* WORK ITEM *
Please retype the data in full and exactly; the pictures are not part of the copy.

* INPUT FOR THIS TASK *
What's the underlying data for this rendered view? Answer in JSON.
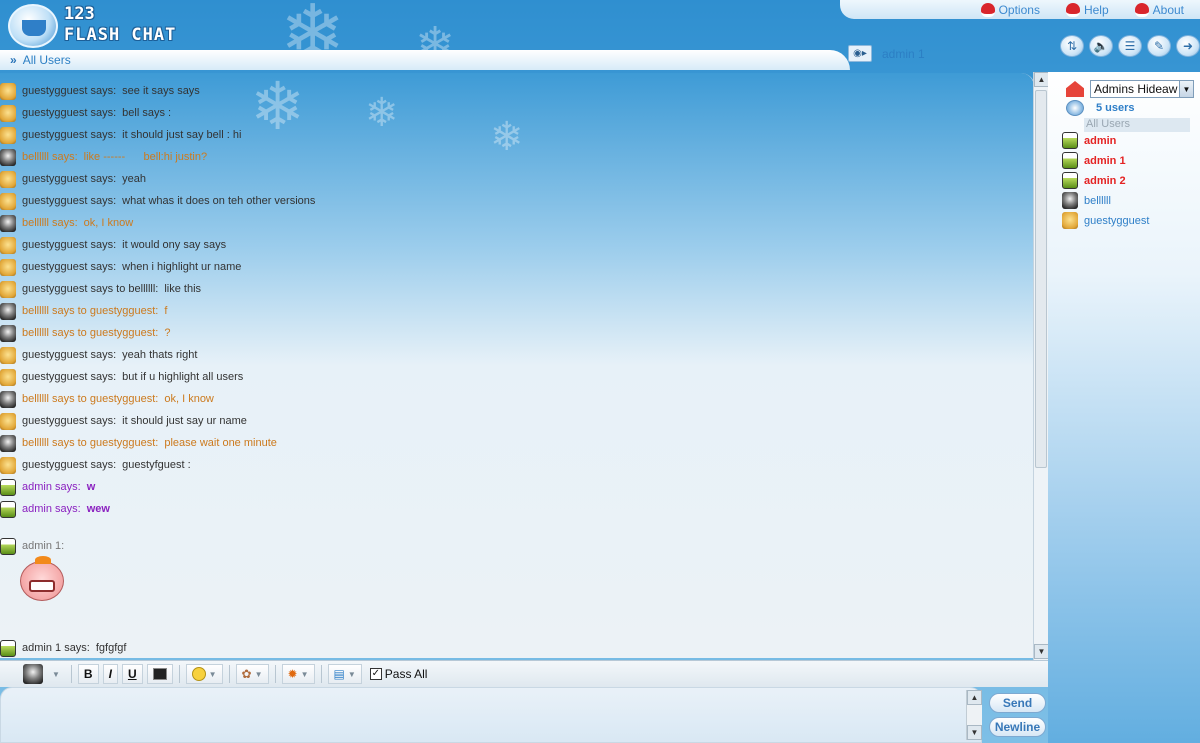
{
  "app": {
    "logo_number": "123",
    "logo_name": "FLASH CHAT"
  },
  "top_menu": [
    {
      "label": "Options",
      "icon": "santa-hat-icon"
    },
    {
      "label": "Help",
      "icon": "santa-hat-icon"
    },
    {
      "label": "About",
      "icon": "santa-hat-icon"
    }
  ],
  "tab": {
    "label": "All Users"
  },
  "current_user": {
    "name": "admin 1"
  },
  "tools": [
    "sort-icon",
    "volume-icon",
    "notes-icon",
    "edit-icon",
    "logout-icon"
  ],
  "messages": [
    {
      "sender": "guestygguest says:",
      "text": "see it says says",
      "type": "guest"
    },
    {
      "sender": "guestygguest says:",
      "text": "bell says :",
      "type": "guest"
    },
    {
      "sender": "guestygguest says:",
      "text": "it should just say bell : hi",
      "type": "guest"
    },
    {
      "sender": "bellllll says:",
      "text": "like ------      bell:hi justin?",
      "type": "bell"
    },
    {
      "sender": "guestygguest says:",
      "text": "yeah",
      "type": "guest"
    },
    {
      "sender": "guestygguest says:",
      "text": "what whas it does on teh other versions",
      "type": "guest"
    },
    {
      "sender": "bellllll says:",
      "text": "ok, I know",
      "type": "bell"
    },
    {
      "sender": "guestygguest says:",
      "text": "it would ony say says",
      "type": "guest"
    },
    {
      "sender": "guestygguest says:",
      "text": "when i highlight ur name",
      "type": "guest"
    },
    {
      "sender": "guestygguest says to bellllll:",
      "text": "like this",
      "type": "guest"
    },
    {
      "sender": "bellllll says to guestygguest:",
      "text": "f",
      "type": "bell"
    },
    {
      "sender": "bellllll says to guestygguest:",
      "text": "?",
      "type": "bell"
    },
    {
      "sender": "guestygguest says:",
      "text": "yeah thats right",
      "type": "guest"
    },
    {
      "sender": "guestygguest says:",
      "text": "but if u highlight all users",
      "type": "guest"
    },
    {
      "sender": "bellllll says to guestygguest:",
      "text": "ok, I know",
      "type": "bell"
    },
    {
      "sender": "guestygguest says:",
      "text": "it should just say ur name",
      "type": "guest"
    },
    {
      "sender": "bellllll says to guestygguest:",
      "text": "please wait one minute",
      "type": "bell"
    },
    {
      "sender": "guestygguest says:",
      "text": "guestyfguest :",
      "type": "guest"
    },
    {
      "sender": "admin says:",
      "text": "w",
      "type": "admin"
    },
    {
      "sender": "admin says:",
      "text": "wew",
      "type": "admin"
    }
  ],
  "emote_message": {
    "sender": "admin 1:",
    "emoticon": "grinning-face-emoticon"
  },
  "last_message": {
    "sender": "admin 1 says:",
    "text": "fgfgfgf"
  },
  "room": {
    "selected": "Admins Hideaw",
    "user_count": "5 users",
    "all_users": "All Users"
  },
  "users": [
    {
      "name": "admin",
      "type": "admin"
    },
    {
      "name": "admin 1",
      "type": "admin"
    },
    {
      "name": "admin 2",
      "type": "admin"
    },
    {
      "name": "bellllll",
      "type": "bell"
    },
    {
      "name": "guestygguest",
      "type": "guest"
    }
  ],
  "toolbar": {
    "bold": "B",
    "italic": "I",
    "underline": "U",
    "pass_all": "Pass All",
    "pass_all_checked": true
  },
  "input": {
    "value": ""
  },
  "buttons": {
    "send": "Send",
    "newline": "Newline"
  },
  "colors": {
    "guest_text": "#333333",
    "bell_text": "#cc7a1e",
    "admin_text": "#8b22c0",
    "admin_user": "#e42323",
    "accent": "#2f7fc8"
  }
}
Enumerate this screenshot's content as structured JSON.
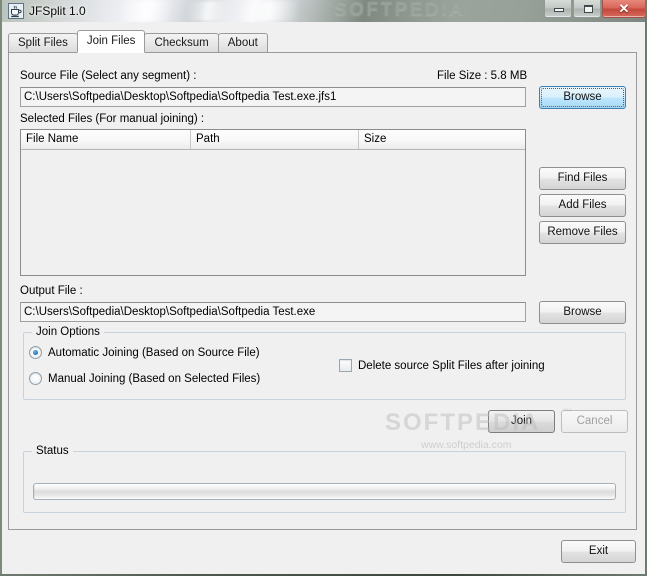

* RESPONSE FOR THIS EXERCISE *
What's the underlying data for this rendered view? Answer in JSON.
{
  "app": {
    "logo_number": "123",
    "logo_name": "FLASH CHAT"
  },
  "top_menu": [
    {
      "label": "Options",
      "icon": "santa-hat-icon"
    },
    {
      "label": "Help",
      "icon": "santa-hat-icon"
    },
    {
      "label": "About",
      "icon": "santa-hat-icon"
    }
  ],
  "tab": {
    "label": "All Users"
  },
  "current_user": {
    "name": "admin 1"
  },
  "tools": [
    "sort-icon",
    "volume-icon",
    "notes-icon",
    "edit-icon",
    "logout-icon"
  ],
  "messages": [
    {
      "sender": "guestygguest says:",
      "text": "see it says says",
      "type": "guest"
    },
    {
      "sender": "guestygguest says:",
      "text": "bell says :",
      "type": "guest"
    },
    {
      "sender": "guestygguest says:",
      "text": "it should just say bell : hi",
      "type": "guest"
    },
    {
      "sender": "bellllll says:",
      "text": "like ------      bell:hi justin?",
      "type": "bell"
    },
    {
      "sender": "guestygguest says:",
      "text": "yeah",
      "type": "guest"
    },
    {
      "sender": "guestygguest says:",
      "text": "what whas it does on teh other versions",
      "type": "guest"
    },
    {
      "sender": "bellllll says:",
      "text": "ok, I know",
      "type": "bell"
    },
    {
      "sender": "guestygguest says:",
      "text": "it would ony say says",
      "type": "guest"
    },
    {
      "sender": "guestygguest says:",
      "text": "when i highlight ur name",
      "type": "guest"
    },
    {
      "sender": "guestygguest says to bellllll:",
      "text": "like this",
      "type": "guest"
    },
    {
      "sender": "bellllll says to guestygguest:",
      "text": "f",
      "type": "bell"
    },
    {
      "sender": "bellllll says to guestygguest:",
      "text": "?",
      "type": "bell"
    },
    {
      "sender": "guestygguest says:",
      "text": "yeah thats right",
      "type": "guest"
    },
    {
      "sender": "guestygguest says:",
      "text": "but if u highlight all users",
      "type": "guest"
    },
    {
      "sender": "bellllll says to guestygguest:",
      "text": "ok, I know",
      "type": "bell"
    },
    {
      "sender": "guestygguest says:",
      "text": "it should just say ur name",
      "type": "guest"
    },
    {
      "sender": "bellllll says to guestygguest:",
      "text": "please wait one minute",
      "type": "bell"
    },
    {
      "sender": "guestygguest says:",
      "text": "guestyfguest :",
      "type": "guest"
    },
    {
      "sender": "admin says:",
      "text": "w",
      "type": "admin"
    },
    {
      "sender": "admin says:",
      "text": "wew",
      "type": "admin"
    }
  ],
  "emote_message": {
    "sender": "admin 1:",
    "emoticon": "grinning-face-emoticon"
  },
  "last_message": {
    "sender": "admin 1 says:",
    "text": "fgfgfgf"
  },
  "room": {
    "selected": "Admins Hideaw",
    "user_count": "5 users",
    "all_users": "All Users"
  },
  "users": [
    {
      "name": "admin",
      "type": "admin"
    },
    {
      "name": "admin 1",
      "type": "admin"
    },
    {
      "name": "admin 2",
      "type": "admin"
    },
    {
      "name": "bellllll",
      "type": "bell"
    },
    {
      "name": "guestygguest",
      "type": "guest"
    }
  ],
  "toolbar": {
    "bold": "B",
    "italic": "I",
    "underline": "U",
    "pass_all": "Pass All",
    "pass_all_checked": true
  },
  "input": {
    "value": ""
  },
  "buttons": {
    "send": "Send",
    "newline": "Newline"
  },
  "colors": {
    "guest_text": "#333333",
    "bell_text": "#cc7a1e",
    "admin_text": "#8b22c0",
    "admin_user": "#e42323",
    "accent": "#2f7fc8"
  }
}
Enumerate this screenshot's content as structured JSON.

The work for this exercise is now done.